Which brings us to Spotify. Did you anticipate that your decision was going to be such a lightning rod?
No, not at all. I wrote an entire op-ed piece [for The Wall Street Journal] back in the summer that was essentially foreshadowing this decision. I’ve talked about it openly and directly, and there’s nothing more to elaborate on. Until Spotify starts to fairly compensate the creators of music, I’m not going to be a part of it.
Which websites do you read most often?
No. 1 one is Tumblr, because it allows me to experience my fans’ sense of humor. They’re sharing not only stories but also GIFs and memes that they’ve created.
I love Buzzfeed, because they do a really good job of making news funny, or making a complete news story out of a non-news item. Like how I carry my purse in the crook of my arm, and they’ll do a slideshow on it. Somehow they come up with these random things to write about that are highly entertaining.
You’re coming off of your third million-selling week. Now that you’re really only competing against yourself, do you see a time when you’ll step away from trying to go bigger every time out?
I have no idea what’s going to happen to me, that’s the thing. I was really hoping that we could convince people to go out and make 1989 a part of their lives, and that maybe a million people would want to do that. And essentially, my fans wanted to make a statement about music, too. Because they read my op-ed piece, and it was sort of an unspoken pact between us. They proved that they still want to invest in music, that it’s important enough to spend their hard-earned money on.
Does it still feel like a struggle to get the acknowledgment for your own work? Even Imogen Heap, who worked with you on the album, wrote on her blog that she had “assumed Taylor didn’t write too much of her own music … and was likely puppeteered by an aging gang of music executives.”
Everyone’s got their own relationships and dramas, so they don’t have time to create a complex opinion of every celebrity. Do I get offended when people don’t fully understand how much of the workload is done by me? No, they’re busy with their own lives. If someone has studied my catalog and still doesn’t think I’m behind it, there’s nothing I can do for that person. They may have to deal with their own sexist issues, because if I were a guy and you were to look at my catalog and my lyrics, you would not wonder if I was the person behind it.

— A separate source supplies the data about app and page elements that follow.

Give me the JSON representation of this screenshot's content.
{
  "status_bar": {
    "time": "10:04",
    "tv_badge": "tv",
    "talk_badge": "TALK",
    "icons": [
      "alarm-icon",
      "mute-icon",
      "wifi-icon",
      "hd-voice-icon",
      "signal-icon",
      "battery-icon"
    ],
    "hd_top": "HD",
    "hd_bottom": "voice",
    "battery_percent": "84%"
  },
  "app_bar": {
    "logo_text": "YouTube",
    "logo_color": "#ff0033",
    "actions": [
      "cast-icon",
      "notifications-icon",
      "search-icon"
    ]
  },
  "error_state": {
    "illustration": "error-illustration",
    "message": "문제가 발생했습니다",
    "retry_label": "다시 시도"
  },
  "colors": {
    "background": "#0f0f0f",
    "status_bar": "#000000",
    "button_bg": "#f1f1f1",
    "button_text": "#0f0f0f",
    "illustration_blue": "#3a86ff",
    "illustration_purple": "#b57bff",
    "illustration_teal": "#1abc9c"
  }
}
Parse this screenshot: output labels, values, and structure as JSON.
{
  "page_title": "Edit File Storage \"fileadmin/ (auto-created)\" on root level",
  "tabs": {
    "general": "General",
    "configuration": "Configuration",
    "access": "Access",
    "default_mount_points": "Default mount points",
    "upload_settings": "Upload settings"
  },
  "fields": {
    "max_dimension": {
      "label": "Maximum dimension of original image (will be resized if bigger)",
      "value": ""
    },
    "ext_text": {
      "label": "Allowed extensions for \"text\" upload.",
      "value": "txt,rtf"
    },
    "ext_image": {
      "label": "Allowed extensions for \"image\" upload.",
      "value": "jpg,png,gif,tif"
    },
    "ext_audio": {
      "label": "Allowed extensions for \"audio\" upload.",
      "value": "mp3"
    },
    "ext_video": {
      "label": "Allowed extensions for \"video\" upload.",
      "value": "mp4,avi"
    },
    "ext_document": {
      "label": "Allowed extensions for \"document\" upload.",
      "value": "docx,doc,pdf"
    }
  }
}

When I’m in a room with a writer for the first time, and I bring in 10 to 15 nearly finished songs as my ideas, I think they know that I’m not expecting anyone to do the work for me. I’m not going to be one of those artists who walks in and says, “I don’t know, what do you want to write about?” or one of those things where they say, “So what’s going on in your life?,” and I tell them and then they have to write a song about it. I wouldn’t be a singer if I weren’t a songwriter. I have no interest in singing someone else’s words.